Democrats head for majority in Minnesota House as GOP concedes
Democrats are poised to sweep into power in the Minnesota House with suburban voters responsible for the victory while Republicans appeared likely to hang on to their majority in the state Senate.
Republican House Speaker Kurt Daudt conceded to House Democratic leader Melissa Hortman Tuesday night. Democrats, buoyed by high turnout and frustrations over President Donald Trump, were close to gaining at least the 11 seats they needed to win the House majority.
Democrats had a narrow path through the suburbs in districts won by Hillary Clinton, and it appears they were able to flip those seats despite strong performances from our candidates who consistently outperformed the top of the ticket in nearly every race, Daudt, R-Crown, said in a statement.
The new slate of state lawmakers will head to the Capitol in January with a long list of priorities, from lowering health care costs to preventing elder abuse to quickly wrapping up state tax policy changes. But they will have to contend with a newly divided Legislature and different administration in the governors office. Democrat Gov.-elect Tim Walz will bring his set of initiatives to the Capitol, as he tries to move past the past couple years of acrimonious stalemates between Democratic Gov. Mark Dayton and Republican legislators.
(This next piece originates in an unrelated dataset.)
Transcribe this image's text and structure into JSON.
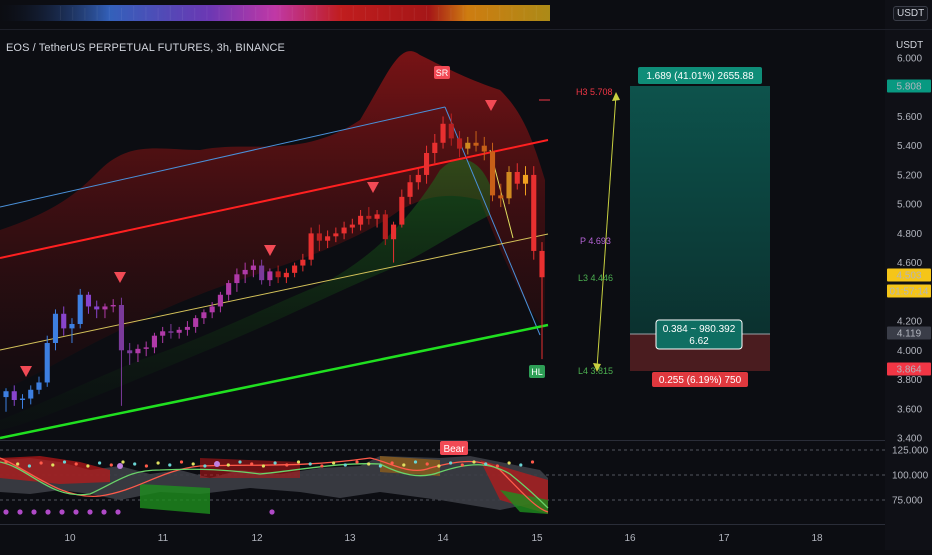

In the singularly important state Senate special election between Republican Jeff Howe and Democrat Joe Perske, and in numerous House races, the results were still coming in. But Howe had a sizeable lead over Perske.
A special election for the St. Cloud-area Senate district previously held by Lt. Gov. Michelle Fischbach will tip the balance of political power in that body, currently composed of 33 Republicans and 33 Democrats. Howe, a state representative, and moderate Stearns County Commissioner Perske largely agree on policy matters. They nonetheless landed at the center of an expensive competition, with outside groups and political party organizations spending more than $1 million on the high-stakes race.
In the House, Democrats have concentrated on suburban districts as their path to take the majority, after spending four years in the minority. They have spent heavily in 12 Republican-held seats where more voters elected Hillary Clinton in 2016.
There was a strong slate of Democratic candidates and large number of volunteers this year, House Minority Leader Melissa Hortman, D-Brooklyn Park, has said. Frustration over President Donald Trump is driving some of that energy, she said, noting she has even heard of Republican voters vowing to vote the Democratic Party slate to send a message to the president.
But ahead of Election Day, several Republican candidates in the suburbs said they were doubtful Trump would factor significantly into their races.
There is some dissatisfaction at the federal level, and theres a lot of people who dont like or support Donald Trump as our president, and I totally get that, Rep. Jenifer Loon, R-Eden Prairie, said. And so that permeates some of the mood right now. But I think people when it gets down to more local races they are looking at what youve done, what youve accomplished, do they know you.
Loon lost to Democratic challenger Carlie Kotyza-Witthuhn.
A fiery congressional race between Republican U.S. Rep. Erik Paulsen and Democrat Dean Phillips which Phillips won Tuesday night was also expected to mobilize voters in cities such as Eden Prairie and potentially impact legislative outcomes.
House Republicans and backers had also poured money into suburban seats. Voters in such districts have been inundated with campaign mailers, as well as digital, radio and television advertisements.
Noncandidate organizations spent more than $100,000 in 23 House races, 16 of which were suburban districts, according to campaign finance data filed Oct. 22.
Republicans have also been eyeing some of the areas currently held by Democrats in greater Minnesota territory the GOP increasingly sees as its stronghold.
Days before the election, after knocking on doors with candidates across the suburbs, Daudtpredicted swing voters would not turn out en masse to support Democrats.
The reality is most Minnesotans, including in the suburbs, are pretty content with where their lives are right now, he said. The economy is booming, unemployment is at record low rates, were taking steps to reduce the cost of health care.
Legislative candidates have spent months talking with voters and will head to the Capitol in January with long lists of priorities, from preventing elder abuse to quickly wrapping up state tax policy changes to working with the next governor on a state budget. Above all, Minnesotans biggest concern is health care, candidates said. The next set of state lawmakers must decide whether to continue a tax on health care providers and whether the state should spend hundreds of millions more to assist insurance companies and prevent potential rate hikes.
Sandy Strand, 66, of Burnsville, was one of the many voters for whom health care was a top priority. She said she and her husband do not identify with a particular political party. She opted for Democrat Tim Walz for governor but said, A lot of offices we vote Republican. She was one of many voters who said Tuesday they are tired of the gridlock in state government.
I dont like the Senate, the House and the governor fighting all the time, Strand said.
Star Tribune staff writer Erin Adler contributed to this report. Jessie Van Berkel 651-925-5044